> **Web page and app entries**
───
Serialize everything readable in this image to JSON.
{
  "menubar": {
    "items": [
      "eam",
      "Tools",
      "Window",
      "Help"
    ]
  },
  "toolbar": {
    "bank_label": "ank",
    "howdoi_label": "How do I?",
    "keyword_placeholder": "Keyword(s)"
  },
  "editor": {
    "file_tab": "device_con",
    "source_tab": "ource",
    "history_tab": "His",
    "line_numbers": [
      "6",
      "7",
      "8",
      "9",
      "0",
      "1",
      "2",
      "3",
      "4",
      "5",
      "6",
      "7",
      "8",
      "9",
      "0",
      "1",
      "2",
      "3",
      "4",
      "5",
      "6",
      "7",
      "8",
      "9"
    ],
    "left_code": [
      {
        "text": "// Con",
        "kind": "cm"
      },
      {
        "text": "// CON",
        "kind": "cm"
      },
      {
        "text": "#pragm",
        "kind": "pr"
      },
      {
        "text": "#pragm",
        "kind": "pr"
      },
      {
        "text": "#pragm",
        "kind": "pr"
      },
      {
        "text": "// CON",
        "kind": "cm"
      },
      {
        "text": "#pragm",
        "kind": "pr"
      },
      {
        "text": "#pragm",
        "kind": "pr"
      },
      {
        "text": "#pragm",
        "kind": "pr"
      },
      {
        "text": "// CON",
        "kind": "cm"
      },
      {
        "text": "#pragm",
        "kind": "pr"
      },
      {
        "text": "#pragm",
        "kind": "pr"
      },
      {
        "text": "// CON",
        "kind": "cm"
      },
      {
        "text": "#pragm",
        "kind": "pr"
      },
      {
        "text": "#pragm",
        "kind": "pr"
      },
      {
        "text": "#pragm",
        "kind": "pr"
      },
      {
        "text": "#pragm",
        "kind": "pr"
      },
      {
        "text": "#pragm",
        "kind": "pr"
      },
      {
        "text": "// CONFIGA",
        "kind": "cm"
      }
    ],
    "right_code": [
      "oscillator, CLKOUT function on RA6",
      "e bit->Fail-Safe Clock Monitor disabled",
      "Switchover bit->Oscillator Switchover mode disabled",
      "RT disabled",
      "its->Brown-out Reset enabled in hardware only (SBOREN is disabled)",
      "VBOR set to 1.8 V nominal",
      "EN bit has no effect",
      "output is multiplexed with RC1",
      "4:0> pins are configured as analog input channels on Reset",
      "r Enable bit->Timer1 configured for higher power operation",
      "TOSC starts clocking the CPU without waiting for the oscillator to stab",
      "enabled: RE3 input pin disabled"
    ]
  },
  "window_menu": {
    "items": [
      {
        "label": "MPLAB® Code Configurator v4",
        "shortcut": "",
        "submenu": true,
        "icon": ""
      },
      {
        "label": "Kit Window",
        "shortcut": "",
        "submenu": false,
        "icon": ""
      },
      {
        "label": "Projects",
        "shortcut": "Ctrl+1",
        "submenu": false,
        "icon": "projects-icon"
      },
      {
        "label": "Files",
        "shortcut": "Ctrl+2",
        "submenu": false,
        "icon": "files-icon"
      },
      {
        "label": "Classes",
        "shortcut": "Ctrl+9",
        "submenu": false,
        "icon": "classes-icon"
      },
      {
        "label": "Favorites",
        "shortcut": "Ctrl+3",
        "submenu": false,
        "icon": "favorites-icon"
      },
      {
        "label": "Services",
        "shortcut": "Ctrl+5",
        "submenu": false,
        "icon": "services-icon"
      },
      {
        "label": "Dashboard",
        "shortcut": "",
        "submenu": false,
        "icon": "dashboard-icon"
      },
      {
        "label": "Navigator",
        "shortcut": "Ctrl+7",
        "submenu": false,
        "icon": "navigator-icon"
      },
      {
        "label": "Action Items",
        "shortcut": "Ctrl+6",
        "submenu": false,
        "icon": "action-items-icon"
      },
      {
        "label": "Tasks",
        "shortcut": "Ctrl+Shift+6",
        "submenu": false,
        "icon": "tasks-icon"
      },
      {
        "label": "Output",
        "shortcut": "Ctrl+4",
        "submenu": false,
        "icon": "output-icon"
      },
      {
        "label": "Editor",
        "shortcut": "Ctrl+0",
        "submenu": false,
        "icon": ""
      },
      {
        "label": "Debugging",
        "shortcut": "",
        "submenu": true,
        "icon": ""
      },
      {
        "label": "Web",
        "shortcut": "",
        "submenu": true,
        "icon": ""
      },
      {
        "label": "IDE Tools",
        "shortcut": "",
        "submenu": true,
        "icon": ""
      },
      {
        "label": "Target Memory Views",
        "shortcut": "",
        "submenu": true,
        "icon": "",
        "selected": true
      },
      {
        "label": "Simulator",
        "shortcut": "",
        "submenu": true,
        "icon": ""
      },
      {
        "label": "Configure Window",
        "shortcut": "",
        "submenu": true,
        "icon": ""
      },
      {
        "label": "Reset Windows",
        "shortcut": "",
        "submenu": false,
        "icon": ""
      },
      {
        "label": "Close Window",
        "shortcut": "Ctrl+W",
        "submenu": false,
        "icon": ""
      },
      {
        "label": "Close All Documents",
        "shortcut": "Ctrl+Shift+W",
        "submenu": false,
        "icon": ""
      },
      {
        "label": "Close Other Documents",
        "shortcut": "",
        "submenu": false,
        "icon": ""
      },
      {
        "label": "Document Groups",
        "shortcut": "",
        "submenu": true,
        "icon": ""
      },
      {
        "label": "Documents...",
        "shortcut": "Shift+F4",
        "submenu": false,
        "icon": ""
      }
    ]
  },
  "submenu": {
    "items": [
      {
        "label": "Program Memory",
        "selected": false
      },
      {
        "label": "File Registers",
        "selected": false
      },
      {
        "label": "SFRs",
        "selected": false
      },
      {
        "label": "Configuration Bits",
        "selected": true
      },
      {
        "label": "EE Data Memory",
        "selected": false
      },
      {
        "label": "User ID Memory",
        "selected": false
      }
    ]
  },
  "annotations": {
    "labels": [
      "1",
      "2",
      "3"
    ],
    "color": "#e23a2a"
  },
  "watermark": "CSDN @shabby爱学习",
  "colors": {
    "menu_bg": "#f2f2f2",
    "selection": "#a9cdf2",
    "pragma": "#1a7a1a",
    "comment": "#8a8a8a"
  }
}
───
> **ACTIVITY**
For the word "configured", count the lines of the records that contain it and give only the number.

> **RESPONSE**
2